This may be a slightly horrifying concept for the Labour left to grasp, but Conservative voters are actually normal human beings. The left may like to cast them as evil lizard people, hell bent on driving the country back to the days of feudalism, but they’re actually just people who want stability for themselves and their family – like just about every other voter in the country. Labour isn’t going to win an election by telling these people that it was not, in fact, Labour who were wrong at the last election, but the voters themselves. Trying to force an even more left-wing agenda down the throats of voters who patently weren’t interested in Miliband’s socialism-lite is not going to win Labour the 2020 election, and only Kendall seems to have fully grasped this. The electorate like Labour’s ideas on social policy- they regularly poll far higher than the Conservatives on Health and Education- but they were told throughout the last election campaign that Labour were an economic disaster zone, and Miliband seemingly did nothing to challenge this impression.
Kendall – and to a lesser extent Burnham and Cooper – have realised this, and Kendall has accordingly based her campaign around restoring Labour’s economic credibility, which was how Labour used to win elections. This may have to involve occasionally accepting measures like restricting child tax credits, that the voting public actually support or offer a viable economic alternative. Harriet Harman, who is currently playing out her political swansong as acting Leader, also refused to oppose child tax credit cuts and, when criticised by Burnham, astutely pointed out that Labour lost the argument on austerity at the last election. She was then promptly was called a Tory in a Guardian editorial penned by Labour MP Diane Abbott. No one is suggesting that Labour support every move the Conservatives make, just that the ideas which lost them the last election aren’t going to magically win them the next one, and therefore the party needs to re-evaluate its economic position.

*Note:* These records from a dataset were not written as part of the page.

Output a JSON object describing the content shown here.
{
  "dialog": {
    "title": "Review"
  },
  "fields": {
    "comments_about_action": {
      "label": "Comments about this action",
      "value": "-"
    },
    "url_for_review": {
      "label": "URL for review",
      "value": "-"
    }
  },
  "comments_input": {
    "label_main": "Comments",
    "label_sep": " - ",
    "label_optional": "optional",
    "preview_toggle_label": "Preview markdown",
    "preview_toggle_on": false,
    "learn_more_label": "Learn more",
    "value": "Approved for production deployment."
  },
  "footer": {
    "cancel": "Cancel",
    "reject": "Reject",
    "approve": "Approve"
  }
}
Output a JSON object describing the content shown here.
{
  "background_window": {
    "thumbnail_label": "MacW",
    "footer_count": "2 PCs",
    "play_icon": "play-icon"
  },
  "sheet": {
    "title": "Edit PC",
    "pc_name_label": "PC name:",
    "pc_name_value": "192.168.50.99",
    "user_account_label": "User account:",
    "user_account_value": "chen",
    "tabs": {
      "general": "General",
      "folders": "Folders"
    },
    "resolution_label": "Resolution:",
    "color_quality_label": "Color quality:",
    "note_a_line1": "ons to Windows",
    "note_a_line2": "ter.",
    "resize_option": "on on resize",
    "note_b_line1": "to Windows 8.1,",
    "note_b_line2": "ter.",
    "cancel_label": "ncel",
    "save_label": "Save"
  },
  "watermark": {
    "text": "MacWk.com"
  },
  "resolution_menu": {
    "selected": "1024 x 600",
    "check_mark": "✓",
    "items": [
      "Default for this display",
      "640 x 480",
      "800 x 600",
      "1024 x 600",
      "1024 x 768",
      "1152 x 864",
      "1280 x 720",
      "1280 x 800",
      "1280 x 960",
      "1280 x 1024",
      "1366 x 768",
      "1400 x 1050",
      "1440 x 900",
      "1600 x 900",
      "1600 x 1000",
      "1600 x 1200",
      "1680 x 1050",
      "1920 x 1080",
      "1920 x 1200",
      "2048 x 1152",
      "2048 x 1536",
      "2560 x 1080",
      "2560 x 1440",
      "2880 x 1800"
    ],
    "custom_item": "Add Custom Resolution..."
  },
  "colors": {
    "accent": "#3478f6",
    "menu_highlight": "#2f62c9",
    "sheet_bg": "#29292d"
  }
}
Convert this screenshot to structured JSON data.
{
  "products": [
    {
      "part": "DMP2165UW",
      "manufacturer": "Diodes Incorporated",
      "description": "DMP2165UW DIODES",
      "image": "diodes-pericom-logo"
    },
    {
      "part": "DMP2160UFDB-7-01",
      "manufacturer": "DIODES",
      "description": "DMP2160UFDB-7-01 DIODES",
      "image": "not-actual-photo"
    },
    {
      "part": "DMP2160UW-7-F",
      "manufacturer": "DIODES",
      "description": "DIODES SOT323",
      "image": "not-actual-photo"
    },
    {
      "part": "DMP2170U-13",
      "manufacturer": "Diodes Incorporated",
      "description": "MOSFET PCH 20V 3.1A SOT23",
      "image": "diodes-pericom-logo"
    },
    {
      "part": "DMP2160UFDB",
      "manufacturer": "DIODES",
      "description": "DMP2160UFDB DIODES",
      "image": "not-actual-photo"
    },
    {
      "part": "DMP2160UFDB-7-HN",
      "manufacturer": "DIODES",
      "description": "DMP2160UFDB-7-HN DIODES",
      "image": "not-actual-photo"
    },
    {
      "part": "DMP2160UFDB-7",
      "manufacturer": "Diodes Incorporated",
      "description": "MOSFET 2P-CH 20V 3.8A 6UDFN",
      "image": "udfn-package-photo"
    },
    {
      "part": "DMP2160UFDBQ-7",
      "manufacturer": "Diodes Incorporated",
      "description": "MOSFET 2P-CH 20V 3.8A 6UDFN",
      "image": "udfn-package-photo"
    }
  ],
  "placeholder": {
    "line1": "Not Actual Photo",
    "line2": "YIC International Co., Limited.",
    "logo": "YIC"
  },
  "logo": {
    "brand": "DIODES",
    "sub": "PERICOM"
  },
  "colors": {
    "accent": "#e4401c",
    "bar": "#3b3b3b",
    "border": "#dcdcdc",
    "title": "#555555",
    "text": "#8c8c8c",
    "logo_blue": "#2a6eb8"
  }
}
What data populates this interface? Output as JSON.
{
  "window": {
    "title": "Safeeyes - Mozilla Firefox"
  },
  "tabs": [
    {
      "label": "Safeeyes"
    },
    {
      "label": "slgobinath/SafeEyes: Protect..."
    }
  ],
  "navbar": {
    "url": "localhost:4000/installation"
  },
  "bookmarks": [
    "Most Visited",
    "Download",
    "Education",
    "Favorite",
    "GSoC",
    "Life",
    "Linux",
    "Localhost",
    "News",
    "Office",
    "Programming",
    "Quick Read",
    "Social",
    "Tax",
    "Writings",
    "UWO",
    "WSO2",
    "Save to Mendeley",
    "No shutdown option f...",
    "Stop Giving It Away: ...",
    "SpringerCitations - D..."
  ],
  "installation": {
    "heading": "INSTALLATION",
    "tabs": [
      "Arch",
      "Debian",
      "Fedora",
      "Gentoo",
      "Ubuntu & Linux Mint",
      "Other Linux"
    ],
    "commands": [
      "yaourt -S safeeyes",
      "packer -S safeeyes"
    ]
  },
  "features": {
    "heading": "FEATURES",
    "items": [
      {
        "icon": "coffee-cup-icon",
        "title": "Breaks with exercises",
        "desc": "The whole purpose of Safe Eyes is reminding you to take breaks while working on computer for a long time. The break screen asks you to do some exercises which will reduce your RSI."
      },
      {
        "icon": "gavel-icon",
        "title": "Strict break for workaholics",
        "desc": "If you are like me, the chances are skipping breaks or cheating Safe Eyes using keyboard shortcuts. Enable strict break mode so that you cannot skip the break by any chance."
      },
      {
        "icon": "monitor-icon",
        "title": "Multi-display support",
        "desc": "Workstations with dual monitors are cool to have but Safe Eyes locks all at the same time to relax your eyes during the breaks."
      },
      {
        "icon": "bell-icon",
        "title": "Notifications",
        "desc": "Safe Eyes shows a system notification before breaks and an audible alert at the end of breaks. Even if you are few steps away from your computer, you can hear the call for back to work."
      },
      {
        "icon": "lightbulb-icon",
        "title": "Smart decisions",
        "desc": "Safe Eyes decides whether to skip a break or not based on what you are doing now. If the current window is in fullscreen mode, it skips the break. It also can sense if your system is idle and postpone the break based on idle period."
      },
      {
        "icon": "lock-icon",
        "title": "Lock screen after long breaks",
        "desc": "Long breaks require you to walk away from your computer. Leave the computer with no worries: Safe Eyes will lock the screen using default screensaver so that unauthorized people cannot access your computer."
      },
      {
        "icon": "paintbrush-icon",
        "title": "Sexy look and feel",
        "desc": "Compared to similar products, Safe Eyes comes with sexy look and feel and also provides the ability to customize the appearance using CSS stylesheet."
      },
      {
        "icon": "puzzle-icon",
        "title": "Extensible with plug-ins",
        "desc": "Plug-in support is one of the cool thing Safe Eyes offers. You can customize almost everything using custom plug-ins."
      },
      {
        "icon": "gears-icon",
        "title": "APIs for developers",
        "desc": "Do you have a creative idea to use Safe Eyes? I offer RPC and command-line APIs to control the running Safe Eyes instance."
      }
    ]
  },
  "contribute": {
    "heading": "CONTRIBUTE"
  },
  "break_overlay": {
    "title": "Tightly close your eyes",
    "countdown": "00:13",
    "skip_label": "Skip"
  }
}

It’s somewhat odd that Labour is choosing to have its ideological battle over a reasonably minor tax credit change, which with five years of opposition ahead of them could turn out to be a very minor quibble in the end. It is symptomatic, however, of a party that is confused about what it stands for. Labour can either choose to be the party of Corbyn, offering an ideological opposition based on defending the poorest in society at any cost – which will mean losing the 2020 election. Or, it can choose to try and rebuild it’s economic credibility (which doesn’t necessarily mean stopping supporting the poorest, see the Tony Blair handbook on leadership) and oppose the Tories’ social policies; then they might have a shot in winning in 2020. At the moment, the party seems far too keen to attack any moderniser for being a Tory, thinking that somehow this will lead to said Tories voting for them. And as long as they continue to do this they will continue to lose the argument.